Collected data
----------

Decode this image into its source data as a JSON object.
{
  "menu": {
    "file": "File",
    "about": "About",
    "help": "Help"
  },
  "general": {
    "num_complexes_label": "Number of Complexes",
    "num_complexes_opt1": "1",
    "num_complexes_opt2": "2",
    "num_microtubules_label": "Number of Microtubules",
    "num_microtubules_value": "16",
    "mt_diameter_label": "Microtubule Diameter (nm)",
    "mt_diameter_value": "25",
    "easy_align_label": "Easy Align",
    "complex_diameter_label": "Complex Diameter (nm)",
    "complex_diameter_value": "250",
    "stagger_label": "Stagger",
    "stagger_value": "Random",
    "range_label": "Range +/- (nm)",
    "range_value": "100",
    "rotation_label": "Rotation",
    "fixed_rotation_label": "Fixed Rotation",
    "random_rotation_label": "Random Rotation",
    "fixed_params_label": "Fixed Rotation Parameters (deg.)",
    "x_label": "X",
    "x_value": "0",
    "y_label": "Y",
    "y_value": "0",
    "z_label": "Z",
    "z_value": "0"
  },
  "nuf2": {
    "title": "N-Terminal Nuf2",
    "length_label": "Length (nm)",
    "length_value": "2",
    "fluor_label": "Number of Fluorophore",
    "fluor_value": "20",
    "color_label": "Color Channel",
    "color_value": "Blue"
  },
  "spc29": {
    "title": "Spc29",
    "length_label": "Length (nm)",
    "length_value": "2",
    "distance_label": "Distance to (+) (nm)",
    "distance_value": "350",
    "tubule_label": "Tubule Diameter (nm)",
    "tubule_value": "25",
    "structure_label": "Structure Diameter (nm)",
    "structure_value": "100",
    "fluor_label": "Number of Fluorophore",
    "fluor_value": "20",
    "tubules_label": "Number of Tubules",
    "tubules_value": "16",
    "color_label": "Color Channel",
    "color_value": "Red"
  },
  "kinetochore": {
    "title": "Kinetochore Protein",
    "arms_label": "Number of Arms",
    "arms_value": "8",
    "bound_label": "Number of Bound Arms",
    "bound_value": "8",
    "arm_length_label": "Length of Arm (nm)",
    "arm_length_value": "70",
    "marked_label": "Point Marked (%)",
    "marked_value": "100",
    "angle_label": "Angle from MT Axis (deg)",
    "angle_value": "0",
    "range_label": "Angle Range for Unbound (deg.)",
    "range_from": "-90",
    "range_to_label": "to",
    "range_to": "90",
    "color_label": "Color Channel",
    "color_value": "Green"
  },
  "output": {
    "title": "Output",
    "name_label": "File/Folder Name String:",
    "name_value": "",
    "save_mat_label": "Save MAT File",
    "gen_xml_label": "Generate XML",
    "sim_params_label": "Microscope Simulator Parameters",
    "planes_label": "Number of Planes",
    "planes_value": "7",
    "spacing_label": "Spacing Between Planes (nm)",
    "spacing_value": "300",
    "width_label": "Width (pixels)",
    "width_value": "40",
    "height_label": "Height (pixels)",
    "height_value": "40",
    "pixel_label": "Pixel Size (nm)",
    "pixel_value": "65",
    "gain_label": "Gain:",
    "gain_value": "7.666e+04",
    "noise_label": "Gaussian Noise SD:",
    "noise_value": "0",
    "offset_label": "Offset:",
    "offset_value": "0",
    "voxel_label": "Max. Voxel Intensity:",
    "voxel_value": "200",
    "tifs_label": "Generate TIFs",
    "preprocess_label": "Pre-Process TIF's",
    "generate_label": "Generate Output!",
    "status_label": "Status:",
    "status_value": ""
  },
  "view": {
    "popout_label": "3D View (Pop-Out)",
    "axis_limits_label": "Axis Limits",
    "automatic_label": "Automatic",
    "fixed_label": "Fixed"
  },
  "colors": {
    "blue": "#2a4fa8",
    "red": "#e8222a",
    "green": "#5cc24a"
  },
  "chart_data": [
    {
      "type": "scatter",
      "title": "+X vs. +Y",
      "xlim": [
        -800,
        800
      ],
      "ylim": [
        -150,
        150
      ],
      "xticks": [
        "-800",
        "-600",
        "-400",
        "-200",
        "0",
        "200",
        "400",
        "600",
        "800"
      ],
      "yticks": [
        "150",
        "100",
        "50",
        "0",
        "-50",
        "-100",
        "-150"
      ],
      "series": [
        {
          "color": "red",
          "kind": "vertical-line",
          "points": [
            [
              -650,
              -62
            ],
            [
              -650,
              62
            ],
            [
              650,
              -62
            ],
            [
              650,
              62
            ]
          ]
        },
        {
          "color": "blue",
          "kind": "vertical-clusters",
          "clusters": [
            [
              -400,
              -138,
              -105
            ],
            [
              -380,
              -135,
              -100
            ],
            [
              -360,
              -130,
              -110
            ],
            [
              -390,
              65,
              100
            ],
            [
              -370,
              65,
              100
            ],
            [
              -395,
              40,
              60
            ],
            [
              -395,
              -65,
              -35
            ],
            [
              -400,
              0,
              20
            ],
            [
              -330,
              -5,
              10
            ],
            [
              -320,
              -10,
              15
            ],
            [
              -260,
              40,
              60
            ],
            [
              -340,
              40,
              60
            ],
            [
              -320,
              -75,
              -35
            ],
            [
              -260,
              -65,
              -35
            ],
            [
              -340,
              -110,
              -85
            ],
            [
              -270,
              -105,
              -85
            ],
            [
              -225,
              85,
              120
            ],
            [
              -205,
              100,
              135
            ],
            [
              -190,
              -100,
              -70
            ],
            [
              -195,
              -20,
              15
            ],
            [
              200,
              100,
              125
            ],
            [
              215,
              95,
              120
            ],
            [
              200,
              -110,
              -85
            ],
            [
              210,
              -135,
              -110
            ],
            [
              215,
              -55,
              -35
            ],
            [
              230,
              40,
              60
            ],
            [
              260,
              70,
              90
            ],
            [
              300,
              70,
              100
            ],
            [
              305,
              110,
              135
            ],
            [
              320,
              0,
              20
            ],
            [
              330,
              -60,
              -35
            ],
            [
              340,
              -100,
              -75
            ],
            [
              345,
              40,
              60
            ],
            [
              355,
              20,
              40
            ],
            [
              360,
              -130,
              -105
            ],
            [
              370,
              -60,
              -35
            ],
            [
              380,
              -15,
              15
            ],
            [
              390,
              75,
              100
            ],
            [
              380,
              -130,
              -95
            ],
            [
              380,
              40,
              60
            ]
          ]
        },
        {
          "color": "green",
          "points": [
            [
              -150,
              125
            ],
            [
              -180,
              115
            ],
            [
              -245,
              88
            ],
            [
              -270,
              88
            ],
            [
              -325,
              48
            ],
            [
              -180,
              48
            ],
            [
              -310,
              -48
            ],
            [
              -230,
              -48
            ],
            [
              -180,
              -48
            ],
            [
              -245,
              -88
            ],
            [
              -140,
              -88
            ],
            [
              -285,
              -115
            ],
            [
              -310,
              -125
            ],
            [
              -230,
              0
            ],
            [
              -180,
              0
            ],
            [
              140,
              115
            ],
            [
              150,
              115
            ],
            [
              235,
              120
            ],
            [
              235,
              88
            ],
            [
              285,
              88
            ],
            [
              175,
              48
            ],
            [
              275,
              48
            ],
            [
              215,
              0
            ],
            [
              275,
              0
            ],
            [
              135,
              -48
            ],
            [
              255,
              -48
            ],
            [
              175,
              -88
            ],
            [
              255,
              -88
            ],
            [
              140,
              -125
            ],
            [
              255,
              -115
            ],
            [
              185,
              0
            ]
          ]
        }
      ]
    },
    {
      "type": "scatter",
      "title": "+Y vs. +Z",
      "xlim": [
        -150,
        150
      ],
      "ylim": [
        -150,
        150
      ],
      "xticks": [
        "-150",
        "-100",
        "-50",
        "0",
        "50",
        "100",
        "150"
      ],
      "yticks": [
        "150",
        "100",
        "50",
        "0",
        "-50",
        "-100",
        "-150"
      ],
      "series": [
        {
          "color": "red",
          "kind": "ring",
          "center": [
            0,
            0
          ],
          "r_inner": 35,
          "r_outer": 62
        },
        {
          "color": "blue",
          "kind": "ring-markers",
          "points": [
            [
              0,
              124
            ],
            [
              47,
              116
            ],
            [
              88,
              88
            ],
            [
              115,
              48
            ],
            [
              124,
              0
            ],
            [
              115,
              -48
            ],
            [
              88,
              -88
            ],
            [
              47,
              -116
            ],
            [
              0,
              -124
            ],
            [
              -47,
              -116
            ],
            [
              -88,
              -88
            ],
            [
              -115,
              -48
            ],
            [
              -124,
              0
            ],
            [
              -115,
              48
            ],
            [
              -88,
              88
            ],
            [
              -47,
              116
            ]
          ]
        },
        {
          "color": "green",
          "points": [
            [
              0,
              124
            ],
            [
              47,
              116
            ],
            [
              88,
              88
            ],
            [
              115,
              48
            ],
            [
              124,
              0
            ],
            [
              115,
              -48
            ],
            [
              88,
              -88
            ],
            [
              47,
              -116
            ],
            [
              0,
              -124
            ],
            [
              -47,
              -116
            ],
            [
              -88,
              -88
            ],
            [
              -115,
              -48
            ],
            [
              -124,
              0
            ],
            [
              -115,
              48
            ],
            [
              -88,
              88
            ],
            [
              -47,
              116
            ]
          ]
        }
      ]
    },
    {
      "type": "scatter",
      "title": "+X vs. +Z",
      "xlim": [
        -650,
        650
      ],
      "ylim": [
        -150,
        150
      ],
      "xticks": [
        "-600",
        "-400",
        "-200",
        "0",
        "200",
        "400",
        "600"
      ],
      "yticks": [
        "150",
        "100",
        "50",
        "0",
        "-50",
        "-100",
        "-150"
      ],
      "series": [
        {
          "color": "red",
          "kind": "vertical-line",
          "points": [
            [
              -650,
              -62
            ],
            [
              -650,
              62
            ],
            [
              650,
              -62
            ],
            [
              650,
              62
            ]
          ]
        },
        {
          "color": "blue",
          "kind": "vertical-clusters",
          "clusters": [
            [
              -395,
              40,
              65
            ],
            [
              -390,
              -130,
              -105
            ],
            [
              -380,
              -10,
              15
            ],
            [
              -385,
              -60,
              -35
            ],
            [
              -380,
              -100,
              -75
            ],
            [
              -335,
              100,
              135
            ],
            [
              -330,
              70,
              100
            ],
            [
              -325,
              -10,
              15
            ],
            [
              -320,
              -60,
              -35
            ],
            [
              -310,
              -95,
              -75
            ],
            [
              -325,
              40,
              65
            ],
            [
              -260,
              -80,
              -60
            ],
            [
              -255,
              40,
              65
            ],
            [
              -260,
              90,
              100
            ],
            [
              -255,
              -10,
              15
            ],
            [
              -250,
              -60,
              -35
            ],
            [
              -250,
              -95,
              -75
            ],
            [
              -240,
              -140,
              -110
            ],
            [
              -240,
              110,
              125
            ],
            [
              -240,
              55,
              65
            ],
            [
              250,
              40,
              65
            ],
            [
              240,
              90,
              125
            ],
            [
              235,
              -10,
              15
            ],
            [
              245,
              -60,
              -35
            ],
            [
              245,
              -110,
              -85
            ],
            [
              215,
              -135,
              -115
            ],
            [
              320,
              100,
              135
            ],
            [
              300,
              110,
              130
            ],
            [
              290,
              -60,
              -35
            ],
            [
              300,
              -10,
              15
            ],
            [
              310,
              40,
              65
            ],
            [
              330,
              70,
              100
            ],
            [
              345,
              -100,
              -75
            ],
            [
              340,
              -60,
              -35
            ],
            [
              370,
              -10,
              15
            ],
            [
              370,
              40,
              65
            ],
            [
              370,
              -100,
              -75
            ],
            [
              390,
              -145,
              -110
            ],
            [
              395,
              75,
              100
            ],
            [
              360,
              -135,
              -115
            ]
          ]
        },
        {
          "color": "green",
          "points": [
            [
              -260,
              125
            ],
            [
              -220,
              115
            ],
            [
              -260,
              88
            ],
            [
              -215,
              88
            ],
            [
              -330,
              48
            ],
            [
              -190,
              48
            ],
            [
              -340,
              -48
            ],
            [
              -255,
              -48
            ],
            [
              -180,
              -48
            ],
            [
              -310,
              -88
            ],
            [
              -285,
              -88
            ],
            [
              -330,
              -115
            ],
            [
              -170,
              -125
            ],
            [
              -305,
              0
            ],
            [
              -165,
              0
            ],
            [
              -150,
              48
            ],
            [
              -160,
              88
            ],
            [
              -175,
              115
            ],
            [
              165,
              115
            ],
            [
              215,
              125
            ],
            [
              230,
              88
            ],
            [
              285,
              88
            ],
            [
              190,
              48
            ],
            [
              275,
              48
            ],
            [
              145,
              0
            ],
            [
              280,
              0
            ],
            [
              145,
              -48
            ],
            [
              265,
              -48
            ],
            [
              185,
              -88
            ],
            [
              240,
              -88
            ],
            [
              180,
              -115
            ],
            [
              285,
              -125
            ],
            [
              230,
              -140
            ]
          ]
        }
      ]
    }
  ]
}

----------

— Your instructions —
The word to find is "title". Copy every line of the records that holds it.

— Task result —
    "title": "N-Terminal Nuf2",
    "title": "Spc29",
    "title": "Kinetochore Protein",
    "title": "Output",
      "title": "+X vs. +Y",
      "title": "+Y vs. +Z",
      "title": "+X vs. +Z",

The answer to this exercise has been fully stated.